[Opening LISTED RECORDS section]

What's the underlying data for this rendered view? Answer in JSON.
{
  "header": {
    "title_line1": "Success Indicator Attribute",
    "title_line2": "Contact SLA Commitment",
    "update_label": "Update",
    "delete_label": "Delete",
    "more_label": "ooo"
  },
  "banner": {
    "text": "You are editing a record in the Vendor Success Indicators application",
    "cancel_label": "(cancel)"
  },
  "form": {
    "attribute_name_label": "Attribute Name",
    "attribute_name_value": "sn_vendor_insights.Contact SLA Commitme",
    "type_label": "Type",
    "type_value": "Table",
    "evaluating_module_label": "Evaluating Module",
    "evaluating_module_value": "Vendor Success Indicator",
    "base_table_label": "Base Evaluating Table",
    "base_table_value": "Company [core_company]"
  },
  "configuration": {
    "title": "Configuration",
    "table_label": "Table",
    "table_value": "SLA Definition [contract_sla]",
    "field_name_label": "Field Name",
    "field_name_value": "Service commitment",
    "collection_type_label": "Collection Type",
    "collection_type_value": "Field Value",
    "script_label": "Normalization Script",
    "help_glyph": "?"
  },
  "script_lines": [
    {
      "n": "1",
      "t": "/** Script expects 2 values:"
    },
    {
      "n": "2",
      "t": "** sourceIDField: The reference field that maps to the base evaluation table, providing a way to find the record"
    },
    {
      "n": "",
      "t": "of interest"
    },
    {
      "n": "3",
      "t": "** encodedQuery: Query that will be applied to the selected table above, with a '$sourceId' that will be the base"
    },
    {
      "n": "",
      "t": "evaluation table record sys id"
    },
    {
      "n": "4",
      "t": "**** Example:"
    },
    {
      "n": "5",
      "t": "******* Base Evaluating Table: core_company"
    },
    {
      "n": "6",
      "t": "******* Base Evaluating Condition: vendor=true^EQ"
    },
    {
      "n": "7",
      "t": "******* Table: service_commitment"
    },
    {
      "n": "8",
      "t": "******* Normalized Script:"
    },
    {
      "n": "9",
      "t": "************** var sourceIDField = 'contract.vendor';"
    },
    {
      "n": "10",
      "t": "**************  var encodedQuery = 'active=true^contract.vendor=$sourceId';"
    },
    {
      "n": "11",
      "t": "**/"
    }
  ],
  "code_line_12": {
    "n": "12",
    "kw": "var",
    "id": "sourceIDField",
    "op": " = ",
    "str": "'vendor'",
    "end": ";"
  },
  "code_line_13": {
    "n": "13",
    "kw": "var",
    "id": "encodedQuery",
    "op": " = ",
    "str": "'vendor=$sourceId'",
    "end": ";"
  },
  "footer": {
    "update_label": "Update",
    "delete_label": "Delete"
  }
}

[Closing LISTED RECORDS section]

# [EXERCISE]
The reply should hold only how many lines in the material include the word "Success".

# [EXERCISE OUTPUT]
3